It has always been my lifelong goal to work in a museum, and that goal became a reality when I was given the opportunity to work at the UTEP Centennial Museum as an Undergraduate Intern through The Humanities Collaborative at EPCC-UTEP.
We often think of history as large, impersonal events and not something in which we participate daily and in the most unlikely ways, as we often do with food. Food shapes cultures and histories, politics and economics, personal relations and geographies.
We often don't realize just how intertwined the diverse fields of the humanities are until we encounter a situation where it all becomes clear.

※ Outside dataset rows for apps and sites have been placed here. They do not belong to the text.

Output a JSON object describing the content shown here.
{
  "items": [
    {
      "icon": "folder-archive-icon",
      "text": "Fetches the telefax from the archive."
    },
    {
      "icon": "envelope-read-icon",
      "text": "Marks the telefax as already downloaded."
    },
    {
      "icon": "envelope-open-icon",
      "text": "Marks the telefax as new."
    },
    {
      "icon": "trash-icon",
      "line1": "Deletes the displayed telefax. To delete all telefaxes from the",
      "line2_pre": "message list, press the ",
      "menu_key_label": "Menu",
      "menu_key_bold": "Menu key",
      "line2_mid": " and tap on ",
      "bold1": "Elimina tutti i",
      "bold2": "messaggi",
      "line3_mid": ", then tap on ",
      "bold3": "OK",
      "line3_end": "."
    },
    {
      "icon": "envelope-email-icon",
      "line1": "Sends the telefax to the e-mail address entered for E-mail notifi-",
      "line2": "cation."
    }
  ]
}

In preparing for our interdisciplinary activity presentation at the El Paso Community College Rio Grande Campus, "Shadows in the Cave," I learned the great value of being part of the Humanities Collaborative at UTEP and EPCC and learned so much from working with my mentor, Crisol Escobedo, a Philosophy instructor at El Paso Community College.

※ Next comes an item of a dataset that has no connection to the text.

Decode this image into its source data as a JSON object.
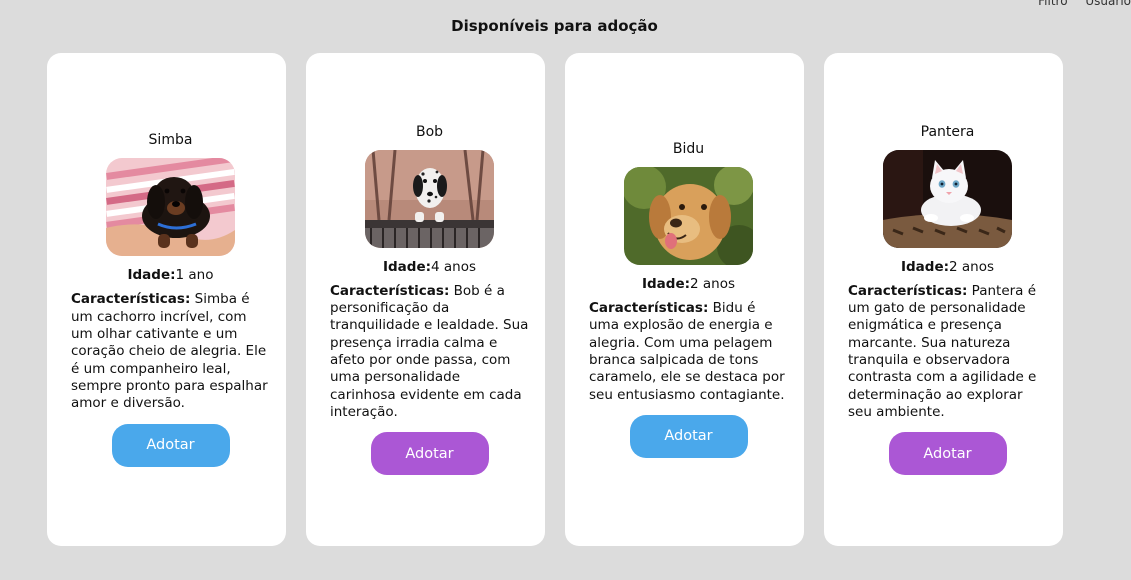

Man is dear to man; the poorest poor
Long for some moments in a weary life
When they can know and feel that they have been
Themselves, the fathers and the dealers-out
Of some small blessings; have been kind to such
As needed kindness, for this single cause,
That we have all of us one human heart.
--William Wordsworth, “The Old Cumberland Beggar”
Often as a community we forget about the origins of the land we live in and, in some cases, where we come from. The El Paso region is an area full of different Indigenous communities that we tend to ignore. Some reasons for this include: not having Indigenous recognition from the government, fear, or other similar reasons. It is frightening how many of us do not have a general understanding of who the Indigenous community are and how they live, especially considering they lived here before us.